---------- The data ----------
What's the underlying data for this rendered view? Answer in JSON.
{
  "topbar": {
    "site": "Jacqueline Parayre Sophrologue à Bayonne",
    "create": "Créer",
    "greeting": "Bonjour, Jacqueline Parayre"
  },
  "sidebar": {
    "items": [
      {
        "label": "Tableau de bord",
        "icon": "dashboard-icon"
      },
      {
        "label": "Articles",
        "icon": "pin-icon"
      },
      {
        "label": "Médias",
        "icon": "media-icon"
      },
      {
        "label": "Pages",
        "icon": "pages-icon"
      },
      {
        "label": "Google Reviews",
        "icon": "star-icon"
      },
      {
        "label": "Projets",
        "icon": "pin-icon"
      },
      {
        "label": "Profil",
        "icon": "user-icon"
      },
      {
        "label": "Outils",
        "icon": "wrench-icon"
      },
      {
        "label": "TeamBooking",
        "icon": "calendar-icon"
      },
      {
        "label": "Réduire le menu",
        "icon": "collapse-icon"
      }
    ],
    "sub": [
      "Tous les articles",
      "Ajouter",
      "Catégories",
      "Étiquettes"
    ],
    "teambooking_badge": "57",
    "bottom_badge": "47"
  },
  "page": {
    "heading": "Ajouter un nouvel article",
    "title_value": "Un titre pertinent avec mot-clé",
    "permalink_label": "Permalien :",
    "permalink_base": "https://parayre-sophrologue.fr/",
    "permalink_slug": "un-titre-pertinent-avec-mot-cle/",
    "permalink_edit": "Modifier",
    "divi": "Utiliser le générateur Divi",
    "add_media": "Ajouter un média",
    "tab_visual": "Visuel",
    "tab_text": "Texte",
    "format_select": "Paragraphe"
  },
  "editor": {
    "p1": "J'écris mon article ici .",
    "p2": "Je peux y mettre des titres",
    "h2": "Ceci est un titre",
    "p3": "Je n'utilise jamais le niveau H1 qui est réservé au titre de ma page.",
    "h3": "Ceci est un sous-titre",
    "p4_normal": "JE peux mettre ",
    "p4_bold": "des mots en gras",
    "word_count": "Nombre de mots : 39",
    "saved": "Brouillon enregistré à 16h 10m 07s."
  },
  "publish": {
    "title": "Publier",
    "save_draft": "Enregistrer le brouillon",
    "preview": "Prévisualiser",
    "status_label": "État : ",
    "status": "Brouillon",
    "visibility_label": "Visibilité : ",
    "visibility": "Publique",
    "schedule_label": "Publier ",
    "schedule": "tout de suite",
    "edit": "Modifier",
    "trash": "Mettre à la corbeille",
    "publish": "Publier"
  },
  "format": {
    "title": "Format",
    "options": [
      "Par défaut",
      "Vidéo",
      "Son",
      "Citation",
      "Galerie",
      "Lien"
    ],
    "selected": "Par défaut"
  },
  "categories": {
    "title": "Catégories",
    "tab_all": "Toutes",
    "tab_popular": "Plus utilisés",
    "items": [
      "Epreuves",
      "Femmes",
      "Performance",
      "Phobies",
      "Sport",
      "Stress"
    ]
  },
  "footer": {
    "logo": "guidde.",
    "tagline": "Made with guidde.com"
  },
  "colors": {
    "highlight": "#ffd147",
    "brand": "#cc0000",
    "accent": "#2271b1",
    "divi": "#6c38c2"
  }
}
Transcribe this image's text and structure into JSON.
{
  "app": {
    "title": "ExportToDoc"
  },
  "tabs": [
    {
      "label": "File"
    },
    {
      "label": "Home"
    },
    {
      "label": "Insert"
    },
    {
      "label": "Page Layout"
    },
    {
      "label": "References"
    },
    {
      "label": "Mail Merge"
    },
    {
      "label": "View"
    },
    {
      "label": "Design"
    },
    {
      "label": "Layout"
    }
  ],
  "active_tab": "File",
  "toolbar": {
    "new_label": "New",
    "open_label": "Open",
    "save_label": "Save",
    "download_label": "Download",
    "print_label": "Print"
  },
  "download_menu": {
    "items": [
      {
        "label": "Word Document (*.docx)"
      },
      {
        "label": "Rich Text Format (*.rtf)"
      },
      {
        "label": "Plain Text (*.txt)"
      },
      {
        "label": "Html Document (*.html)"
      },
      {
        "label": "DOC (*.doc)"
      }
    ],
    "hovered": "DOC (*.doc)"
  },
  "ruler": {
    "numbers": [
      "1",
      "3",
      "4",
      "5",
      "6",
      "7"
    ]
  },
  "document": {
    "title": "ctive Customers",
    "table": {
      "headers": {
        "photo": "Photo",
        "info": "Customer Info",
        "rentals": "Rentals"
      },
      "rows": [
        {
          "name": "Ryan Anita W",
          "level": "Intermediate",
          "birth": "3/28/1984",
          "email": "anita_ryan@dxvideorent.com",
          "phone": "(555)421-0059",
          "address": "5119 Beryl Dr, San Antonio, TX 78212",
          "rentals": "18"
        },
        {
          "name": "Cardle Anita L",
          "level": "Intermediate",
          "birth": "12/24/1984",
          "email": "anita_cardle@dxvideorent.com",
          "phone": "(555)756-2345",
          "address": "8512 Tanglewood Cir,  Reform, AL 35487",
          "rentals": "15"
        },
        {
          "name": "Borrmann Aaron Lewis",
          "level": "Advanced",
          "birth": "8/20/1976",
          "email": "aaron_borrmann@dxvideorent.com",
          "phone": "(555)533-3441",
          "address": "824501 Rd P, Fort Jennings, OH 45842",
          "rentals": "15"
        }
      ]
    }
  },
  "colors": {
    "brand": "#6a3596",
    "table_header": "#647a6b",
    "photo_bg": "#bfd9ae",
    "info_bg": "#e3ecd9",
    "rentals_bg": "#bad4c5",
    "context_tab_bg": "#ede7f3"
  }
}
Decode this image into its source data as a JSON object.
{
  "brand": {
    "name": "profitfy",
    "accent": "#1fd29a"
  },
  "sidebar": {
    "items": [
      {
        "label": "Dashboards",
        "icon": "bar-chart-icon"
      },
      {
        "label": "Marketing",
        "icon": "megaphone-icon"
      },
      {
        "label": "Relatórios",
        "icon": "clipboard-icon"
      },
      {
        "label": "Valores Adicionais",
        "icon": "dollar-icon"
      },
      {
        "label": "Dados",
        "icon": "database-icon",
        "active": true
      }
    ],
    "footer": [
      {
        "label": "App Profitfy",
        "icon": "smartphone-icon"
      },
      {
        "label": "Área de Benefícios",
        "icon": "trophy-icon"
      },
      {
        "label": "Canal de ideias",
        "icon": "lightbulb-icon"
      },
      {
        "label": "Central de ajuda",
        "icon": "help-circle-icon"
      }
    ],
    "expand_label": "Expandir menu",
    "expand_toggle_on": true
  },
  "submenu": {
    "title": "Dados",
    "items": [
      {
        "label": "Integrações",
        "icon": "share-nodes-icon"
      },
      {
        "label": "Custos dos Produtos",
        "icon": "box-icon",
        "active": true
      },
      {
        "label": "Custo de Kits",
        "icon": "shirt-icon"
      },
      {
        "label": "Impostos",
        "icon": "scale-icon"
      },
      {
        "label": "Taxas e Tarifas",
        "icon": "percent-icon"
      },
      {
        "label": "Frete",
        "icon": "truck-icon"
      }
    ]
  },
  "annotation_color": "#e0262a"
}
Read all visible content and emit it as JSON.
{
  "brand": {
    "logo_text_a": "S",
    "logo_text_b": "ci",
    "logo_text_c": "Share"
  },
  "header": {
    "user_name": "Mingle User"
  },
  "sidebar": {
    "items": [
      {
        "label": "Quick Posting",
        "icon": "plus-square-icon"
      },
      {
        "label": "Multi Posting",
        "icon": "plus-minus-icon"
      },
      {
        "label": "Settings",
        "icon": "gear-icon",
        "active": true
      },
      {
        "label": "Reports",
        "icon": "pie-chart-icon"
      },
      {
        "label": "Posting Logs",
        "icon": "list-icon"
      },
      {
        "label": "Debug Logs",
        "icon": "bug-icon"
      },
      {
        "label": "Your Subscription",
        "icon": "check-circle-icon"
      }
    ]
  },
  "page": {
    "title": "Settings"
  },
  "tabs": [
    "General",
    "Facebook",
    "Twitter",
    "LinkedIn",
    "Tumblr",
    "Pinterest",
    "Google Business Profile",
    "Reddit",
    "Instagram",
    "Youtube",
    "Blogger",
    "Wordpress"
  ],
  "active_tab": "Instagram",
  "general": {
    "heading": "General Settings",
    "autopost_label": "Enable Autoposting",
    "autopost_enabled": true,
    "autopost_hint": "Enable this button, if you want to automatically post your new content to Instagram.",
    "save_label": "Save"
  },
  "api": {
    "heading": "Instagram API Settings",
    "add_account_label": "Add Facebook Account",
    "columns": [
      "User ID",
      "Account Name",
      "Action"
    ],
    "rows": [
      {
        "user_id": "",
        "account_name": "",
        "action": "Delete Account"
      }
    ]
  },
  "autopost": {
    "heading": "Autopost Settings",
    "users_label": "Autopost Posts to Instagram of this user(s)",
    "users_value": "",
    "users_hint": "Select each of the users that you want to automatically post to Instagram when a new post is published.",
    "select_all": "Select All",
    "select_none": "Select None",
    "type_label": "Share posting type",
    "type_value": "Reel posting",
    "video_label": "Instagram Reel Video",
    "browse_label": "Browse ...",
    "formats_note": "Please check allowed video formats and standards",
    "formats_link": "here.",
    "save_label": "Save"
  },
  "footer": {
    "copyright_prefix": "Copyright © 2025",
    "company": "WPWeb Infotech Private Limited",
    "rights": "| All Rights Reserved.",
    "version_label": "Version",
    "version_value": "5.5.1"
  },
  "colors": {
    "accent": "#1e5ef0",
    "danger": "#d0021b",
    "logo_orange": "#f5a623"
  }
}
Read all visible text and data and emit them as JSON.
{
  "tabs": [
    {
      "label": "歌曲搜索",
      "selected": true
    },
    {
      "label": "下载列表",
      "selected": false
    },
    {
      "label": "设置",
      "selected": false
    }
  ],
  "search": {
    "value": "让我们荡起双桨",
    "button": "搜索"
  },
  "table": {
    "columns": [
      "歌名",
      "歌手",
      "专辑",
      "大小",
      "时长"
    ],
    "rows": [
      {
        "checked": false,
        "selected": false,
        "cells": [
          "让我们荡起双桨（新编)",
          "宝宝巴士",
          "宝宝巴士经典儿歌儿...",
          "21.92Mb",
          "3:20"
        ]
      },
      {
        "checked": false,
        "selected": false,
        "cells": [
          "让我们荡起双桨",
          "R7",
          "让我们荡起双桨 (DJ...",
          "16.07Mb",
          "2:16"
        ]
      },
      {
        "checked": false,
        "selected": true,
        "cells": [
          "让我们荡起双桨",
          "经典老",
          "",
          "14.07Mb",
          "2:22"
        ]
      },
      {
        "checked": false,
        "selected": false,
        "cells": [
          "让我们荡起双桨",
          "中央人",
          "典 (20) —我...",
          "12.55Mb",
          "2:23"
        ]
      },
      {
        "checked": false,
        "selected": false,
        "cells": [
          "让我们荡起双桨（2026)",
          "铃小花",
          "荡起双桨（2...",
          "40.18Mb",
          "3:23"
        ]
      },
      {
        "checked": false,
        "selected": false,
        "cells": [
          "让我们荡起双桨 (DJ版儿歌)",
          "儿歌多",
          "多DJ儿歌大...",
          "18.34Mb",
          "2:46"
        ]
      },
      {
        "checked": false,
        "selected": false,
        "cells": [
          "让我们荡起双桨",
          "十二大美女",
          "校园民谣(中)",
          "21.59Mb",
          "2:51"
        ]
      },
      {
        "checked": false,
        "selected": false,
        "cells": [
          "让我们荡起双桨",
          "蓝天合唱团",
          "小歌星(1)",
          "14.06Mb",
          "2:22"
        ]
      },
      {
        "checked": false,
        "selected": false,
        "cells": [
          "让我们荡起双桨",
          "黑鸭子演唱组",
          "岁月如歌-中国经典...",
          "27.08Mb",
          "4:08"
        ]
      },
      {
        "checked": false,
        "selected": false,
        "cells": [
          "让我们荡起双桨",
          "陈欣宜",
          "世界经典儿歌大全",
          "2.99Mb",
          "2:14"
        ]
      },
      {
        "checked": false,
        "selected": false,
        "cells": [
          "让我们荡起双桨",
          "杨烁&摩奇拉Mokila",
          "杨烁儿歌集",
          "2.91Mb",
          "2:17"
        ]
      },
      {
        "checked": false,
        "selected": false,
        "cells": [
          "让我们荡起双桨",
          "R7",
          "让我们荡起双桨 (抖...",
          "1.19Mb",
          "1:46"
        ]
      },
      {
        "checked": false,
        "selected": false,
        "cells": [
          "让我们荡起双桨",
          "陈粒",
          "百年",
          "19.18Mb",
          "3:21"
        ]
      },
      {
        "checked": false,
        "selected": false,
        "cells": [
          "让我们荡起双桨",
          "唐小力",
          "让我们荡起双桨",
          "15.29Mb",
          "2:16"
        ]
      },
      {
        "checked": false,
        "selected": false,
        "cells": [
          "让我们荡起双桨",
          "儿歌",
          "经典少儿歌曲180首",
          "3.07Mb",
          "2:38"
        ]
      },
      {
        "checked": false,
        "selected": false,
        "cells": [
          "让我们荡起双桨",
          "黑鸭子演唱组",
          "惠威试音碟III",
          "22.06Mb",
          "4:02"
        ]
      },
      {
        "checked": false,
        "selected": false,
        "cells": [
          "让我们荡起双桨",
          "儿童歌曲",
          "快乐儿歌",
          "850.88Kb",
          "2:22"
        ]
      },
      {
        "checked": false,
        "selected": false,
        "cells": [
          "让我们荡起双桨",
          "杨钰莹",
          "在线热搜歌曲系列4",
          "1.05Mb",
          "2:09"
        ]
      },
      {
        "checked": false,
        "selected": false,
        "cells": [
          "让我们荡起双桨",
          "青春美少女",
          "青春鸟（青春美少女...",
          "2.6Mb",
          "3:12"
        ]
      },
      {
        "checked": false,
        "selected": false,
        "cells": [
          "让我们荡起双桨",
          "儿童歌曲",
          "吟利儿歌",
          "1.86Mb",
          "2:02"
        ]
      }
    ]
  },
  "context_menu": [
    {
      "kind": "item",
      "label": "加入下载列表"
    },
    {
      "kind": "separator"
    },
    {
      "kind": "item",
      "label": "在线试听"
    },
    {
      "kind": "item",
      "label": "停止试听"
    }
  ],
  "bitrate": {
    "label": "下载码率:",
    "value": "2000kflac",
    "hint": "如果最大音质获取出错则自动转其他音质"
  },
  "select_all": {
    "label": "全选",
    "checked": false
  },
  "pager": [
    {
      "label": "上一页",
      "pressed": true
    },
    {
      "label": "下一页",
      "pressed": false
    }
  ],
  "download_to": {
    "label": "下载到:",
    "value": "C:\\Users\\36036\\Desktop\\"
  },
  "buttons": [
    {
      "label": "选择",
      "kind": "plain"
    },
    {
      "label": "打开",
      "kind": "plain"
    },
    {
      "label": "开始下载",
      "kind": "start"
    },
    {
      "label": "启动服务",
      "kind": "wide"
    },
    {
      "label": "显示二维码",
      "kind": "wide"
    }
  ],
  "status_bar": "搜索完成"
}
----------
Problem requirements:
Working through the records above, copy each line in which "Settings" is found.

Response area:
        "label": "Settings",
    "title": "Settings"
    "heading": "General Settings",
    "heading": "Instagram API Settings",
    "heading": "Autopost Settings",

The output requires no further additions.